• AIM OF THE TASK
Reproduce the data below in full and exclude every picture.

• DATA RECORDS
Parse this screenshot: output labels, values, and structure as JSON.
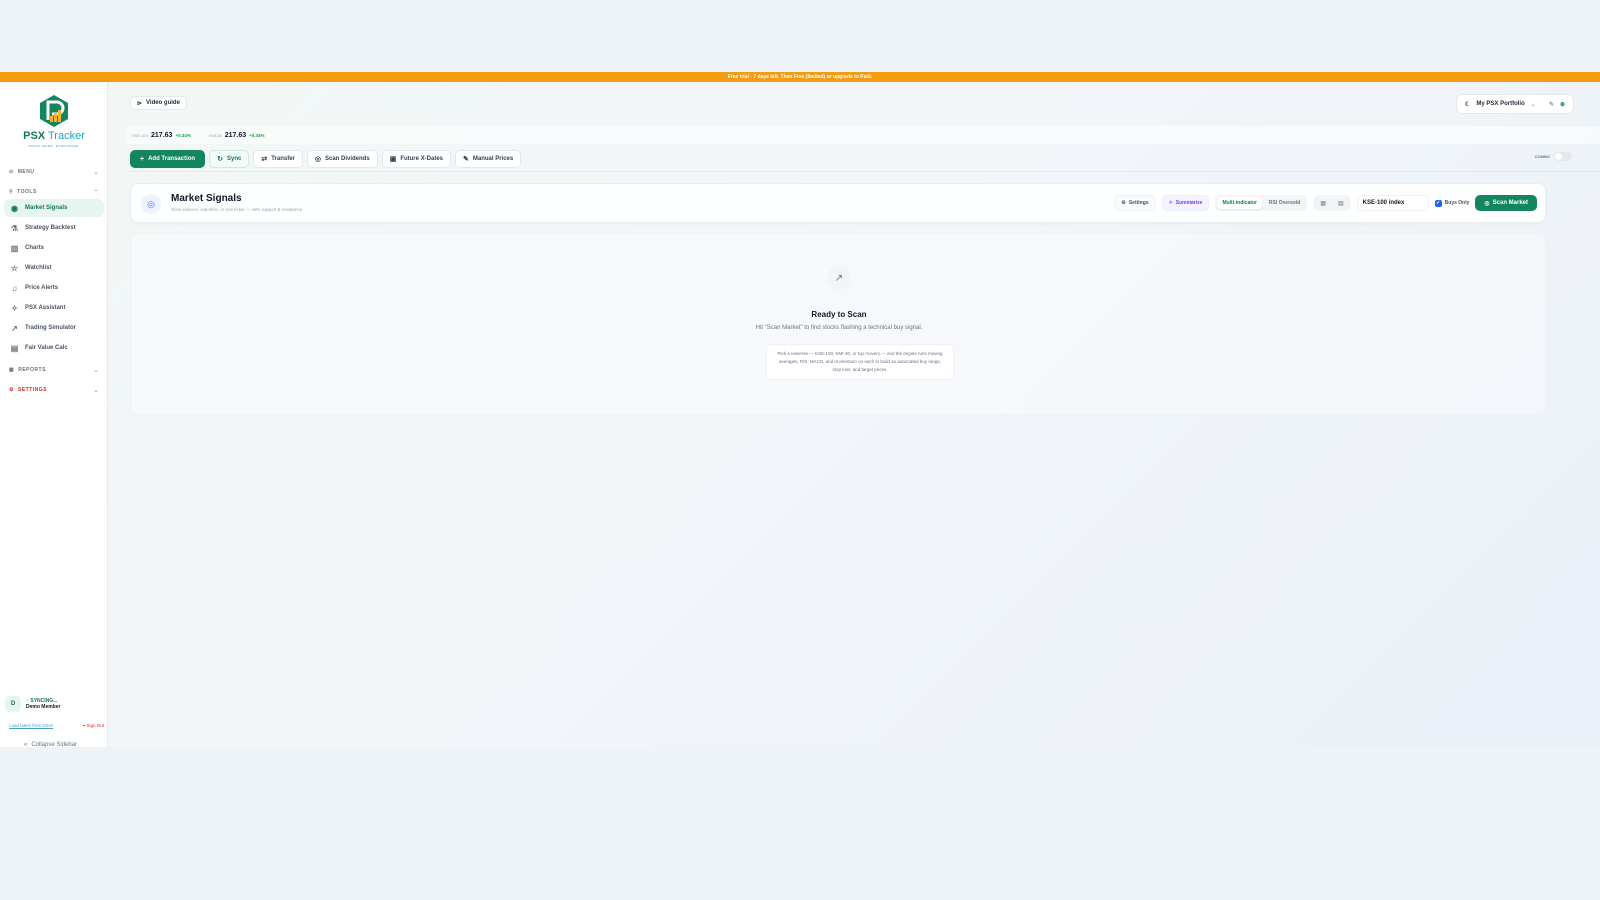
{
  "banner": {
    "text": "Free trial · 7 days left. Then Free (limited) or upgrade to Paid."
  },
  "brand": {
    "name_part1": "PSX",
    "name_part2": " Tracker",
    "tagline": "TRACK MORE. EARN MORE."
  },
  "sidebar": {
    "sections": {
      "menu": "MENU",
      "tools": "TOOLS",
      "reports": "REPORTS",
      "settings": "SETTINGS"
    },
    "items": [
      {
        "label": "Market Signals",
        "icon": "signal-icon"
      },
      {
        "label": "Strategy Backtest",
        "icon": "flask-icon"
      },
      {
        "label": "Charts",
        "icon": "bar-chart-icon"
      },
      {
        "label": "Watchlist",
        "icon": "star-icon"
      },
      {
        "label": "Price Alerts",
        "icon": "bell-icon"
      },
      {
        "label": "PSX Assistant",
        "icon": "sparkle-icon"
      },
      {
        "label": "Trading Simulator",
        "icon": "trend-icon"
      },
      {
        "label": "Fair Value Calc",
        "icon": "calculator-icon"
      }
    ],
    "active_item": "Market Signals",
    "user": {
      "initial": "D",
      "sync_state": "◌ SYNCING...",
      "name": "Demo Member"
    },
    "load_link": "Load latest from Drive",
    "sign_out": "Sign Out",
    "collapse": "Collapse Sidebar"
  },
  "header": {
    "video_guide": "Video guide",
    "portfolio": "My PSX Portfolio"
  },
  "indices": [
    {
      "label": "KSE-100",
      "value": "217.63",
      "change": "+0.34%"
    },
    {
      "label": "KMI-30",
      "value": "217.63",
      "change": "+0.34%"
    }
  ],
  "toolbar": {
    "add_transaction": "Add Transaction",
    "sync": "Sync",
    "transfer": "Transfer",
    "scan_dividends": "Scan Dividends",
    "future_x_dates": "Future X-Dates",
    "manual_prices": "Manual Prices",
    "combo": "COMBO"
  },
  "signals": {
    "title": "Market Signals",
    "subtitle": "Scan indexes, watchlist, or one ticker — with support & resistance",
    "settings": "Settings",
    "summarize": "Summarize",
    "modes": [
      "Multi-indicator",
      "RSI Oversold"
    ],
    "active_mode": "Multi-indicator",
    "universe": "KSE-100 index",
    "buys_only": "Buys Only",
    "buys_only_checked": true,
    "scan_button": "Scan Market"
  },
  "empty_state": {
    "title": "Ready to Scan",
    "subtitle": "Hit \"Scan Market\" to find stocks flashing a technical buy signal.",
    "hint": "Pick a universe — KSE-100, KMI-30, or top movers — and the engine runs moving averages, RSI, MACD, and momentum on each to build an automated buy range, stop loss, and target prices."
  },
  "colors": {
    "accent": "#13855f",
    "banner": "#f39c12",
    "positive": "#16a34a",
    "danger": "#dc2626"
  }
}
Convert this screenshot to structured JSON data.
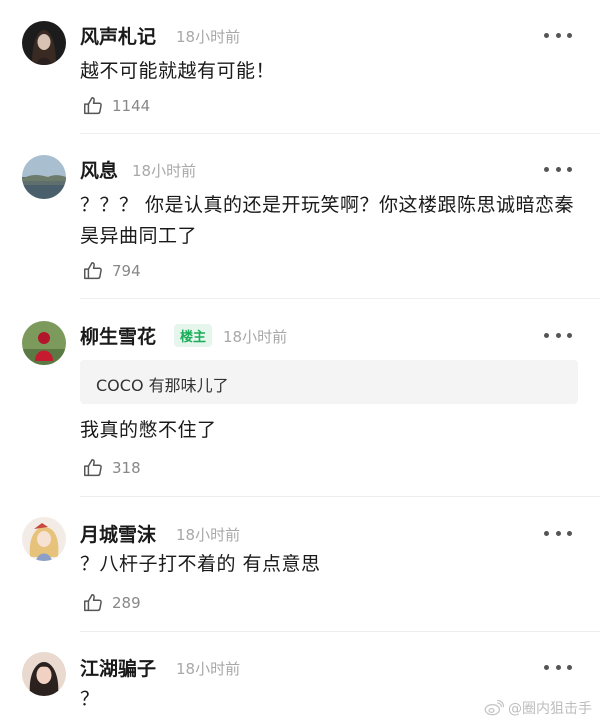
{
  "comments": [
    {
      "user": "风声札记",
      "time": "18小时前",
      "text": "越不可能就越有可能！",
      "likes": "1144"
    },
    {
      "user": "风息",
      "time": "18小时前",
      "text": "？？？ 你是认真的还是开玩笑啊？你这楼跟陈思诚暗恋秦昊异曲同工了",
      "likes": "794"
    },
    {
      "user": "柳生雪花",
      "badge": "楼主",
      "time": "18小时前",
      "quote": "COCO 有那味儿了",
      "text": "我真的憋不住了",
      "likes": "318"
    },
    {
      "user": "月城雪沫",
      "time": "18小时前",
      "text": "？八杆子打不着的 有点意思",
      "likes": "289"
    },
    {
      "user": "江湖骗子",
      "time": "18小时前",
      "text": "？"
    }
  ],
  "watermark": "@圈内狙击手",
  "icons": {
    "more": "more-dots-icon",
    "like": "thumbs-up-icon",
    "watermark": "weibo-logo-icon"
  },
  "colors": {
    "badge_text": "#1aad5a",
    "badge_bg": "#e6f6ec",
    "meta": "#a8a8a8"
  }
}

• FINAL ANSWER
Parse this screenshot: output labels, values, and structure as JSON.
{
  "banner": {
    "text": "Free trial · 7 days left. Then Free (limited) or upgrade to Paid."
  },
  "brand": {
    "name_part1": "PSX",
    "name_part2": " Tracker",
    "tagline": "TRACK MORE. EARN MORE."
  },
  "sidebar": {
    "sections": {
      "menu": "MENU",
      "tools": "TOOLS",
      "reports": "REPORTS",
      "settings": "SETTINGS"
    },
    "items": [
      {
        "label": "Market Signals",
        "icon": "signal-icon"
      },
      {
        "label": "Strategy Backtest",
        "icon": "flask-icon"
      },
      {
        "label": "Charts",
        "icon": "bar-chart-icon"
      },
      {
        "label": "Watchlist",
        "icon": "star-icon"
      },
      {
        "label": "Price Alerts",
        "icon": "bell-icon"
      },
      {
        "label": "PSX Assistant",
        "icon": "sparkle-icon"
      },
      {
        "label": "Trading Simulator",
        "icon": "trend-icon"
      },
      {
        "label": "Fair Value Calc",
        "icon": "calculator-icon"
      }
    ],
    "active_item": "Market Signals",
    "user": {
      "initial": "D",
      "sync_state": "◌ SYNCING...",
      "name": "Demo Member"
    },
    "load_link": "Load latest from Drive",
    "sign_out": "Sign Out",
    "collapse": "Collapse Sidebar"
  },
  "header": {
    "video_guide": "Video guide",
    "portfolio": "My PSX Portfolio"
  },
  "indices": [
    {
      "label": "KSE-100",
      "value": "217.63",
      "change": "+0.34%"
    },
    {
      "label": "KMI-30",
      "value": "217.63",
      "change": "+0.34%"
    }
  ],
  "toolbar": {
    "add_transaction": "Add Transaction",
    "sync": "Sync",
    "transfer": "Transfer",
    "scan_dividends": "Scan Dividends",
    "future_x_dates": "Future X-Dates",
    "manual_prices": "Manual Prices",
    "combo": "COMBO"
  },
  "signals": {
    "title": "Market Signals",
    "subtitle": "Scan indexes, watchlist, or one ticker — with support & resistance",
    "settings": "Settings",
    "summarize": "Summarize",
    "modes": [
      "Multi-indicator",
      "RSI Oversold"
    ],
    "active_mode": "Multi-indicator",
    "universe": "KSE-100 index",
    "buys_only": "Buys Only",
    "buys_only_checked": true,
    "scan_button": "Scan Market"
  },
  "empty_state": {
    "title": "Ready to Scan",
    "subtitle": "Hit \"Scan Market\" to find stocks flashing a technical buy signal.",
    "hint": "Pick a universe — KSE-100, KMI-30, or top movers — and the engine runs moving averages, RSI, MACD, and momentum on each to build an automated buy range, stop loss, and target prices."
  },
  "colors": {
    "accent": "#13855f",
    "banner": "#f39c12",
    "positive": "#16a34a",
    "danger": "#dc2626"
  }
}
Convert this screenshot to structured JSON data.
{
  "comments": [
    {
      "user": "风声札记",
      "time": "18小时前",
      "text": "越不可能就越有可能！",
      "likes": "1144"
    },
    {
      "user": "风息",
      "time": "18小时前",
      "text": "？？？ 你是认真的还是开玩笑啊？你这楼跟陈思诚暗恋秦昊异曲同工了",
      "likes": "794"
    },
    {
      "user": "柳生雪花",
      "badge": "楼主",
      "time": "18小时前",
      "quote": "COCO 有那味儿了",
      "text": "我真的憋不住了",
      "likes": "318"
    },
    {
      "user": "月城雪沫",
      "time": "18小时前",
      "text": "？八杆子打不着的 有点意思",
      "likes": "289"
    },
    {
      "user": "江湖骗子",
      "time": "18小时前",
      "text": "？"
    }
  ],
  "watermark": "@圈内狙击手",
  "icons": {
    "more": "more-dots-icon",
    "like": "thumbs-up-icon",
    "watermark": "weibo-logo-icon"
  },
  "colors": {
    "badge_text": "#1aad5a",
    "badge_bg": "#e6f6ec",
    "meta": "#a8a8a8"
  }
}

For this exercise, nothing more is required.